On reaching the scene, just south of Loop Head, Rescue 115’s winchman/paramedic was lowered onto the vessel’s deck and quickly set about assessing the casualties.

Both were assessed and treated before being placed in stretchers and winched on board the helicopter.

Rescue 115 spent almost 90 minutes hovering on scene before both casualties were taken on board and the crew departed shortly after 9.00am to make their way to University Hospital Limerick.

The super-trawler’s track since leaving port on February 6th – Image:

About 20 minutes later, the helicopter was met at the landing pad at UHL by National Ambulance Service paramedics who transported the two crew members to the emergency department for treatment.

The helicopter crew returned to their base in Shannon shortly before 11.00am almost four hours after setting off on the mission.

The crew of the Waterford-based Coast Guard helicopter, Rescue 117, were also placed on standby to assist their Shannon colleagues if required.

Assistance was also provided by Medico Cork a 24-hour/year-round emergency tele-medical support service provided by staff at Cork University Hospital.

The circumstances of the incident in which that two crew members were injured aren’t clear but they are said to have sustained serious injuries.

The operation was mounted and managed by watch officers at the Irish Coast Guard’s marine rescue sub centre on Valentia Island in Kerry.

Rescue 115 on the pad at UHL – File Photo: © Pat Flynn 2017

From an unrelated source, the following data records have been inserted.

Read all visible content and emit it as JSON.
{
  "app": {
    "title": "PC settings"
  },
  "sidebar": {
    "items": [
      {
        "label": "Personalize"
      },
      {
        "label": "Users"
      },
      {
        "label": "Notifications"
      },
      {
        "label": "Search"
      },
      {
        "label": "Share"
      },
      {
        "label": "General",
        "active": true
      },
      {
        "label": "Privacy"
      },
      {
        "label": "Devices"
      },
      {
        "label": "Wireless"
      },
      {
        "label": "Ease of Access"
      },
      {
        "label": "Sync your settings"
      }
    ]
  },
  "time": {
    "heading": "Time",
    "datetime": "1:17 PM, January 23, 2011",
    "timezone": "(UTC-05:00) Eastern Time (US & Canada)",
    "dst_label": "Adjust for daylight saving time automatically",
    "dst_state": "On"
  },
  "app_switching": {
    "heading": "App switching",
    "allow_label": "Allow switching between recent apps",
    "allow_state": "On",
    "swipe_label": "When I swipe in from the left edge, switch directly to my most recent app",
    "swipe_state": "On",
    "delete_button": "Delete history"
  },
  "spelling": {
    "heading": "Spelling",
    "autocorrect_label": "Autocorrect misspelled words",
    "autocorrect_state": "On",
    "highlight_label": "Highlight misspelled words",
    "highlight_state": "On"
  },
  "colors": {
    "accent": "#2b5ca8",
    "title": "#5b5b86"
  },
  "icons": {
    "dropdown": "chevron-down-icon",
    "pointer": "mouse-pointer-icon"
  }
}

Chief Reporter Pat Flynn has worked as a journalist for almost 30 years. His career began during the late 1980s when, like many aspiring radio presenters of the time, he worked for local pirate radio stations in Clare and Limerick. Pat joined Clare FM in 1990 where he worked as researcher initially and later presented several different programmes including the station's flagship current affairs programme. He was also the station's News Editor and Deputy Controller of Programmes. Despite leaving in 2003 to pursue a career as a freelance journalist, he continues to work with the station to this day. As well as being the Clare Herald’s Chief Reporter Pat is also freelance journalist and broadcaster, contributing to Ireland’s national newspapers and is a regular contributor to national broadcasters.